Task description => Of all the lines in the entries, how many carry the word "title"? The reply is that number and no more.

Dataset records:
^^^^

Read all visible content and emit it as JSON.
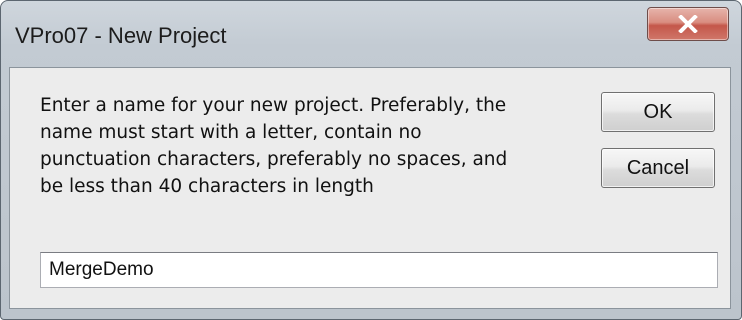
{
  "window": {
    "title": "VPro07 - New Project",
    "close_icon": "close-x-icon"
  },
  "dialog": {
    "message": "Enter a name for your new project.  Preferably, the\nname must start with a letter, contain no\npunctuation characters, preferably no spaces, and\nbe less than 40 characters in length",
    "ok_label": "OK",
    "cancel_label": "Cancel",
    "project_name_value": "MergeDemo",
    "project_name_placeholder": ""
  },
  "colors": {
    "close_button_accent": "#c4574a",
    "frame": "#bcc4cc",
    "client_background": "#ececec"
  }
}
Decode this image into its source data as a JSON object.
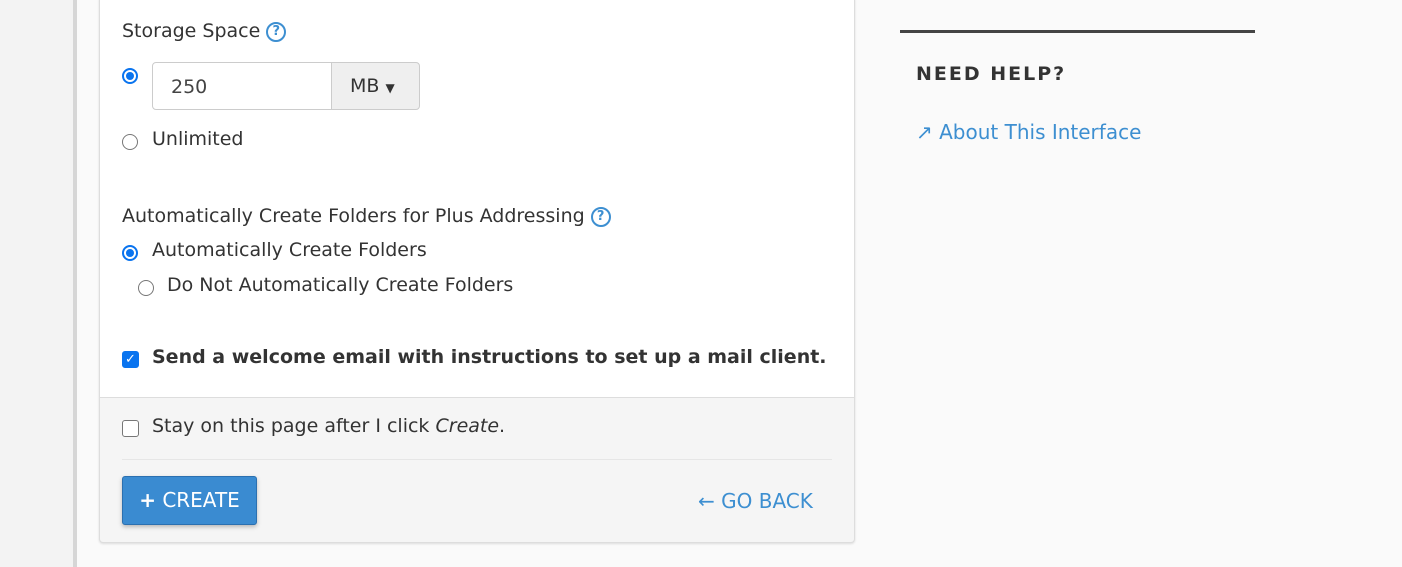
{
  "storage": {
    "label": "Storage Space",
    "value": "250",
    "unit": "MB",
    "unlimited_label": "Unlimited",
    "selected": "value"
  },
  "plus": {
    "label": "Automatically Create Folders for Plus Addressing",
    "options": [
      "Automatically Create Folders",
      "Do Not Automatically Create Folders"
    ],
    "selected": 0
  },
  "welcome": {
    "label": "Send a welcome email with instructions to set up a mail client.",
    "checked": true
  },
  "stay": {
    "prefix": "Stay on this page after I click ",
    "em": "Create",
    "suffix": ".",
    "checked": false
  },
  "actions": {
    "create": "CREATE",
    "go_back": "GO BACK"
  },
  "help": {
    "title": "NEED HELP?",
    "link": "About This Interface"
  },
  "colors": {
    "accent": "#3a8bd1",
    "link": "#3d8fd1"
  }
}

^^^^

Solution => 2